It was a good day today — at least, it seemed so at first. My afternoon was free, so I decided to do a little self-care. My mother-in-law said that I’ve been looking a bit tired lately. Plus, my fifteenth anniversary with Mr. Bagel is coming up, so of course I wanted to look my best for the love of my life. If only I had known the depths of anguish I would experience later in the day.
The hairdresser was kind, and she talked to me all throughout the session. Her own hair was a gorgeous shade of chocolate brown, strands catching at her sharp jawline and caressing it lightly. She had this habit of pulling two strands from opposite sides of my head together to check the length, and her arms enveloped me everytime she went to check if her work was even. I admired her dedication to perfection. I envied it, almost. So much of baking is exact, but I always feel like there is some minor error every time I put a cake in the oven. My mother-in-law always notices these things — a minute overbaked, a sprinkle too much of sugar — but I couldn’t find fault in the hairdresser. I looked in the mirror and saw one bright, happy woman talking to another. We talked for so long, the hairdresser and I.

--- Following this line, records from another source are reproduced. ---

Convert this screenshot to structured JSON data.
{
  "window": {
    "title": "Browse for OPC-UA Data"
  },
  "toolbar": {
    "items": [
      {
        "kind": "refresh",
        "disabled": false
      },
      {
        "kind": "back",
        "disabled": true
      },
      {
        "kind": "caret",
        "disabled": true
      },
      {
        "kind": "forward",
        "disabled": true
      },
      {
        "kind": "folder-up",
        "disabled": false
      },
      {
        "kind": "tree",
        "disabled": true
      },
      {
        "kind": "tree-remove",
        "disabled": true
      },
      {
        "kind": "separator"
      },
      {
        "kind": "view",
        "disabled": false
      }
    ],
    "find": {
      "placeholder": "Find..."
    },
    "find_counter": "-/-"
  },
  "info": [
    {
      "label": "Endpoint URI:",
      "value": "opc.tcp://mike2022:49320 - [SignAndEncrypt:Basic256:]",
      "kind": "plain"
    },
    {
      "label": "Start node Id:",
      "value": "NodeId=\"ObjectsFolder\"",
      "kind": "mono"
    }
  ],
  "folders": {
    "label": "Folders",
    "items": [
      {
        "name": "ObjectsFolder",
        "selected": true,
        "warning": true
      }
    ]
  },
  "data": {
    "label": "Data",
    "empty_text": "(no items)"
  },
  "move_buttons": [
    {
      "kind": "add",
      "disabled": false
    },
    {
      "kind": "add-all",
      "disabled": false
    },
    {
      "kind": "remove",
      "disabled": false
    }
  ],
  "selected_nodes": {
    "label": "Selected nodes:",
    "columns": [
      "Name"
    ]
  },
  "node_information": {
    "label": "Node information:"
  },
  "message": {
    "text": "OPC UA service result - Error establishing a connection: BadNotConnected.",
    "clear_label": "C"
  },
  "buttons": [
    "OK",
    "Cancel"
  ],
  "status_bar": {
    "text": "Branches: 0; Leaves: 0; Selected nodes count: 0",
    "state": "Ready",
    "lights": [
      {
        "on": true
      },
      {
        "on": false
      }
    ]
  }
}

But we talked for too long. I didn’t let the poor girl know that she had hacked off half of my hair, but as I was paying, it was all I could do to hold my sobs in until I could get to my car. I reapplied my makeup and had just enough time to make it to the parking lot to pick up my kids. I waited there, imagining their condemnation and how their jeers would pale in comparison to the awful derision of my husband’s. How silly I must look, I thought to myself contemptuously, how strange. It seemed the shape of my face was entirely changed. I looked in the mirror. I almost didn’t recognize myself.
My kids hopped in the car, excitedly telling me about how their days went. I encouraged the conversation, knowing that, once that was finished, they would hone in on my plight.
But they didn’t. And neither did Mr. Bagel. No one noticed.
How? It was obvious – it was glaring. A fundamental part of me had been changed, had been lessened, and they carried on, too far inside their own lives to notice mine breaking apart like overbaked cheesecake crust.
How could they not notice? I was a facsimile of myself, a substitution where there should have been an original. Is there not something lost, when a part of the whole changes? Does the whole not miss the part?
Tonight, I had invited my mother-in-law over for tea and attempted a vegan cheesecake. I had spent all week mulling over cheese substitutions – a flax egg, blended tofu, tenderly mashed bananas. She noticed I hadn’t swept the flour that dusted the floor after the morning’s baking frenzy. She noticed my daughter was wearing the same outfit as she was yesterday. But she did not notice my hair – which I measured to be two and a half inches shorter, not even including the soft, blended layers that my kind hairdresser had so agonized over.
How much can you remove before anyone notices you’ve changed anything at all?
Mr. Bagel has been so distant lately. He shoveled his fork mechanically into the cheese-free cheesecake I made tonight, making the same expression he makes towards all my desserts. As always, I don’t eat the finished product until everyone has gone to bed.
Right before he went to bed, I looked into my husband’s eyes, seeing my own face reflected back. Would I still be Susan if I didn’t bake a cheesecake every Sunday? Would I still be Susan if I didn’t hold on to the love Mr. Bagel and I once shared? It’s too late to know, too late to make a substitution. Was there love? I can’t remember anymore. There must have been. There had to have been.
Would anyone notice if I became who I wasn’t? If I became who I could be? Not that I would dare do such a thing. I am Susan Bagel. I bake cheesecakes every Sunday for my wonderful husband and my children. feel so hollow. I feel so empty, like a cheesecake mixture that is trying to be something it isn’t, ingredients swapped and changed to such an extent that it fails to spread evenly over the pan.
No one cares that my weekly cheesecake changed. No one cares, I realized, except for me. My own memories. They’re all that’s left of me now. Memories of a time before, when I looked in a mirror, and saw a bright, happy woman talking to another.
I try a bite of the cheesecake in the refrigerator light. It’s disgusting. I have another.
Anyway, here’s the recipe:
1. Prepare the cheesecake
2. Remove everything that brings even a shred of joy
3. Bake. Serve. Attempt to enjoy.